We have a public health crisis in which people, particularly those with mental health issues like psychosis, depression, and bipolar, are being coerced into unfounded efforts to heal, change, or repress their sexual and gender identity. The results are deadly.

Listen: In 2019, Chris Csabs shared his story of being subjected to gay conversion practices in Canberra.

For this reason, during the drafting of the Bill, self-advocates put enormous pressure on the Department of Justice policy workers to produce a legal instrument that would give the Victorian Equal Opportunity and Human Rights Commission the power to investigate, identify, and redress conversion practices, no matter how formal or informal. From the largest congregations to the most intricate circumstances of family violence, LGBTQIA+ people have the capacity to advocate for their own psychological and spiritual wellbeing.

During the parliamentary debate, it was ghastly to hear certain Liberal MPs argue for the capacity for people to consent to conversion practices. Such a misguided effort demonstrates the kind of education and change we need in this area of public health. 

As a childhood sexual assault survivor, I am reminded of the importance of defining informed consent where criminal behaviour is at play. For obvious reasons, a child cannot consent to sexual behaviour. When my previous pastor told me to seek counselling and prayer to be healed of same-sex attractions, he asserted that it was likely due to childhood abuse that I was unable to resolve these desires. Given my history of complex trauma, this assertion generated a demand within me for change, for healing. To be free, I’d do anything. Cut off from the support of my family and without the capacity to seek professional help, this was my only choice.


Would you say that I had informed consent?

The power imbalance, mental health complications, family situations, and other co-occurring circumstances that are likely present when someone engages in conversion practices make the idea of consent legally implausible.

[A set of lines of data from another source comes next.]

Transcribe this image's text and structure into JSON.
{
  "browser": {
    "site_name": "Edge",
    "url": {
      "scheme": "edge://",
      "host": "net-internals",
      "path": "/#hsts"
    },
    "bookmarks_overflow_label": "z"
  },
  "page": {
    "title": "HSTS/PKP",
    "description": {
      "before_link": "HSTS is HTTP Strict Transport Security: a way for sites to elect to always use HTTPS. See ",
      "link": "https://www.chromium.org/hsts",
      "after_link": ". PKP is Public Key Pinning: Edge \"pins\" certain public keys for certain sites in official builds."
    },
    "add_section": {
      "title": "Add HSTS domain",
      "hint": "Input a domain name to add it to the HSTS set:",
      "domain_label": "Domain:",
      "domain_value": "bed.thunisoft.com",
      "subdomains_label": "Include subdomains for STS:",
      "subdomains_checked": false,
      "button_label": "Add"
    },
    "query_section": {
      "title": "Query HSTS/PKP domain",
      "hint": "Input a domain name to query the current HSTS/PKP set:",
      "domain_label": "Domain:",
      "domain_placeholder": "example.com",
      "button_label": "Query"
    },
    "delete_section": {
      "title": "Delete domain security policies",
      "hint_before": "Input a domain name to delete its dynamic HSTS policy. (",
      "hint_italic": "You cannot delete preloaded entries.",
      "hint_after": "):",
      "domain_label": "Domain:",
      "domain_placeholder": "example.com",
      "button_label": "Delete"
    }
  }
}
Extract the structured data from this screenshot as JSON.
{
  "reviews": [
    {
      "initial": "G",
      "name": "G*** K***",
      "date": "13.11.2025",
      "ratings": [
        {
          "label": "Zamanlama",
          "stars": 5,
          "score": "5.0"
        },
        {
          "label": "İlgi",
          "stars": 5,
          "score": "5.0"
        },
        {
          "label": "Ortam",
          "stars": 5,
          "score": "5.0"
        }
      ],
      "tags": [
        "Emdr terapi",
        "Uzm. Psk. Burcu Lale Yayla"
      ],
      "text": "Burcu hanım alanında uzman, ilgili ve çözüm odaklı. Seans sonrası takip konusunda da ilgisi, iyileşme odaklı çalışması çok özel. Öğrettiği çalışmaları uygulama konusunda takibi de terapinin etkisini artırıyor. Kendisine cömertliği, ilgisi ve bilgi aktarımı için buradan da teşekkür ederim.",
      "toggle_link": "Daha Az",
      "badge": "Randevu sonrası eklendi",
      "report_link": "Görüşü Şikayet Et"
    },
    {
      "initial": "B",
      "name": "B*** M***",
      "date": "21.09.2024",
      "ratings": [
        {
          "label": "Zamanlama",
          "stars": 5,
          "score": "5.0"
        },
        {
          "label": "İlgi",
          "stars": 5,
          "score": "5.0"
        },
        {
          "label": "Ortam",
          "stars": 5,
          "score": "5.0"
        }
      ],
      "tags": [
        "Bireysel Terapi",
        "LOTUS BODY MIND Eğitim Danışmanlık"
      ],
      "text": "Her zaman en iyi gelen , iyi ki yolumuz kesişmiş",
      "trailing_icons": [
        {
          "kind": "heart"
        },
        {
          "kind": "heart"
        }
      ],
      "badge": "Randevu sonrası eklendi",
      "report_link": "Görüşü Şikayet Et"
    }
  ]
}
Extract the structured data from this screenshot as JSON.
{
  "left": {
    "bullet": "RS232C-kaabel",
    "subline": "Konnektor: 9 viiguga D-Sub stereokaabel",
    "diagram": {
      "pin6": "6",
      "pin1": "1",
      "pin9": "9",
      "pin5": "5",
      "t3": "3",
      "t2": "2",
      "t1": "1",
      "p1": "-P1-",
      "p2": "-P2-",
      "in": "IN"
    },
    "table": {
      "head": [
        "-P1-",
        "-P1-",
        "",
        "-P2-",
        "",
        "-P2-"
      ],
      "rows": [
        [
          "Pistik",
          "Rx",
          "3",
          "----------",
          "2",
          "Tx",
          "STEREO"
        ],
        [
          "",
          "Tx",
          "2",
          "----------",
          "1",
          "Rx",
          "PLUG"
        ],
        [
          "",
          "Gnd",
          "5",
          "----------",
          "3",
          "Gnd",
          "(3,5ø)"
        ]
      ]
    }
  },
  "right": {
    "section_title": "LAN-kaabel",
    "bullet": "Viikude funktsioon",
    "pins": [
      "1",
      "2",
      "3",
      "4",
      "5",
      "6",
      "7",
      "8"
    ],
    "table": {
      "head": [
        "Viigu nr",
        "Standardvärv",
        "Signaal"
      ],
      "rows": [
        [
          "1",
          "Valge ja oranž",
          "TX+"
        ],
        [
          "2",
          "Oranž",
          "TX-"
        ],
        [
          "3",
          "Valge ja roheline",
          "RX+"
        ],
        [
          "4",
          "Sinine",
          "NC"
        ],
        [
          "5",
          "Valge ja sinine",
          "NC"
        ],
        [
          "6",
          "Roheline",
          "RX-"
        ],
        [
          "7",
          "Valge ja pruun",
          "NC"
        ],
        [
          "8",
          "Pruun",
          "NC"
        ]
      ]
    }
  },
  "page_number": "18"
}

Still, there are many people who choose to be celibate and some who do so informed by a traditional Christian sexual ethic which holds that sexual behaviour is only permissible between a married, cisgender male and female. The purpose of this Bill is not to penalise these individuals or those who support them through advice, counselling, or prayer. Instead, it seeks to remove the vulnerabilities that may be impeding LGBTIQA people’s decision-making capacity.

Our hope is to give LGBTIQA people the legal tools they need to respond to the movement in a way that promotes self-determination and bodily autonomy for all. Our transgender and gender diverse siblings, and our sexually diverse pals, deserve the right to live authentically without being intimidated by unscientific ideologies that seek to repress or change them.

As the ideology that drives conversion practices manifests in nuanced ways, it is absolutely imperative that the criminal and civil response will be adept in supporting survivors, preventing harm, and promoting justice within those communities.

To do this, we need consistent cultural change that absolves our intersectional communities from the stain of conversion ideology. 

As advocates and queer people of faith, we’re just getting started. Now, I ask all of Victoria, and particularly our allies, to join us.

Asha is an LGBTIQA advocate and co-author of The SOGICE Survivor Statement calling for action on the sexual-orientation and gender-identity conversion movement in Australia. She's also working on a book about her experience called In Terror of Light.

For more from Asha, you can follow her on Instagram

Feature image: Supplied.

If you need to speak to someone about sexuality, identity, gender, feelings or relationships, QLife provides anonymous and free LGBTIQA peer support and referral for people in Australia. The service is available from 3pm to midnight every day. Call 1800 184 527 or visit the website to chat online. 

If you are experiencing emotional distress, support is available 24 hours a day. Call Lifeline on 13 11 14.